CCTV: Was overcrowded hospital photo fake?
After photos emerged in July showing an extremely crowded Frankston emergency, the Victorian government have released CCTV they says shows paramedics moving beds together, orchestrating the shot.PT2M10S http://www.canberratimes.com.au/action/externalEmbeddedPlayer?id=d-2uwvx 620 349 October 3, 2013
Victorian Health Minister David Davis claims he has caught paramedics faking a photograph showing patients crammed into Frankston Hospital's emergency department - but paramedics have angrily denied the claim.
A photograph taken by a paramedics inside the department was leaked to the media in July to highlight overcrowding.
Mr Davis on Thursday released closed-circuit television footage from the hospital which shows about half a dozen paramedics moving patients into a corridor around the time the photograph was taken.
He said the footage showed "patients being manoeuvred around the emergency department for no reason other than to manufacture photographs".
Ambulance union secretary Steve McGhie angrily denied the claim, saying paramedics needed to move patients to clear space for others arriving behind them.
"It's insulting to paramedics and I hope people who were there on that day come forward to show it's the minister who's not telling the truth," he said.
Mr McGhie said paramedics had described the scene at Frankston hospital on the evening in question as "total chaos".

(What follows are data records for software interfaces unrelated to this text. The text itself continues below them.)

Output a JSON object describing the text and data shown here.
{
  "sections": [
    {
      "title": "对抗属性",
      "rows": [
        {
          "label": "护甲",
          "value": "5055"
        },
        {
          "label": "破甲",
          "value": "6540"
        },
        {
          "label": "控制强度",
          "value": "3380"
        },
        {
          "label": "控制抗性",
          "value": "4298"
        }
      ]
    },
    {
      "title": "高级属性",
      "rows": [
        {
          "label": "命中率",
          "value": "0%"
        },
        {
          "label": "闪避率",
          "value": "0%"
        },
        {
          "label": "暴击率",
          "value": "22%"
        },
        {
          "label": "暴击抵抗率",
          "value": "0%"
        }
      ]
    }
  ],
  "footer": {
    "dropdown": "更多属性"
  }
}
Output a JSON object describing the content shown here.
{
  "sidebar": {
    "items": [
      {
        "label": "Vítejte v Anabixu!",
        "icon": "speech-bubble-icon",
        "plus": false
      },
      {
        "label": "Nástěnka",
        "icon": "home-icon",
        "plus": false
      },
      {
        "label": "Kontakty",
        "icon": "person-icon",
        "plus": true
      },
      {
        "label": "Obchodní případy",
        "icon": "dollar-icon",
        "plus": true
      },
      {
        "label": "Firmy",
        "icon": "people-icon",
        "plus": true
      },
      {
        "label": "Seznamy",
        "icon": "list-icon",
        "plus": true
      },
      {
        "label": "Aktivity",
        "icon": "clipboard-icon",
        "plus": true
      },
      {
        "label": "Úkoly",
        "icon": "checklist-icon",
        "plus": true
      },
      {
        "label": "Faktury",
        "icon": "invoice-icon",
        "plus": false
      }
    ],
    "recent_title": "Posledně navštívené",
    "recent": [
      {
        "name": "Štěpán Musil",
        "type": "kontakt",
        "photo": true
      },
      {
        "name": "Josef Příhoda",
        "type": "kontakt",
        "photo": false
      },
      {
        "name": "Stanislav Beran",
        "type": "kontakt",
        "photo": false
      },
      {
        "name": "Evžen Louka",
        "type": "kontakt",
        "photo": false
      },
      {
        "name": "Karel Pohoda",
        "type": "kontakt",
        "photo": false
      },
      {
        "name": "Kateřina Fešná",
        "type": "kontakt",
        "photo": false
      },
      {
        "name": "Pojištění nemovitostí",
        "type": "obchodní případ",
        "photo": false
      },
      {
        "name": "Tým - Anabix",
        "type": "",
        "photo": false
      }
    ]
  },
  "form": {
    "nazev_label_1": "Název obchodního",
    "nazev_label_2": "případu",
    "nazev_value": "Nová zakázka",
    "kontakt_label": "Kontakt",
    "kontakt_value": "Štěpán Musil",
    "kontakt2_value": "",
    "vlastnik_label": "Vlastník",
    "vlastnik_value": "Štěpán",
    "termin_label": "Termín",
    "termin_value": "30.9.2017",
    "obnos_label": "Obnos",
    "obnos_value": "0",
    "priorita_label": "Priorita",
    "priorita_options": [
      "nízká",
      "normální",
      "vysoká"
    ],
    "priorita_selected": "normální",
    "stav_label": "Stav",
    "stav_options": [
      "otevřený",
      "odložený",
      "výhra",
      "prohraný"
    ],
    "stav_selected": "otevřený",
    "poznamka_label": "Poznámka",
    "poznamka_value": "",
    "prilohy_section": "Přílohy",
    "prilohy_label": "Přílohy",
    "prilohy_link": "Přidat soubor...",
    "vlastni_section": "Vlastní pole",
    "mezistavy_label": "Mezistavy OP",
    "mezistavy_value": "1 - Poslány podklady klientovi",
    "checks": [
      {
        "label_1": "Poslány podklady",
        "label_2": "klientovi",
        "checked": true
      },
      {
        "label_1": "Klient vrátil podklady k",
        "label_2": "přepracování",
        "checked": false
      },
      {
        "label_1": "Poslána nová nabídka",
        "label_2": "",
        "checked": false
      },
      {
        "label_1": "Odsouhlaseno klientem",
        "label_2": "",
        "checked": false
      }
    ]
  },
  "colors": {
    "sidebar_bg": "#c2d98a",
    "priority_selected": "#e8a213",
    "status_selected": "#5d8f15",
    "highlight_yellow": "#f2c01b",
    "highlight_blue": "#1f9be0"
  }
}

A hospital spokesman said in July that 80 patients were in the department at 8pm on Monday July 8. He said the department normally had space for 42 patients and dozens of patients had to be placed in the waiting room.
Asked if the paramedics would be sacked, Mr Davis said he had referred the matter to Ambulance Victoria and expected it "to scrupulously manage their employees in a way consistent with the law".
A spokesman for Ambulance Victoria said it was aware of the footage, regarded the matter as serious and was currently conducting an investigation.
Mr Davis said the "disgraceful episode" called into question the credibility of many claims made by the ambulance union, which has been negotiating for more than a year over a new pay deal.
He said he was investigating other examples across the state where he believed paramedics had been "using patients to manufacture fake photographs".
Mr McGhie said the union had no need to stage photographs of ambulances queued outside hospitals, which was causing paramedics to spend more than a thousand hours each month queued outside some Melbourne hospitals.
Opposition parliamentary secretary for health Wade Noonan said it was a sad day when Mr Davis was conducting "a witch-hunt against hard-working paramedics rather than spending time fixing the crisis in our emergency departments."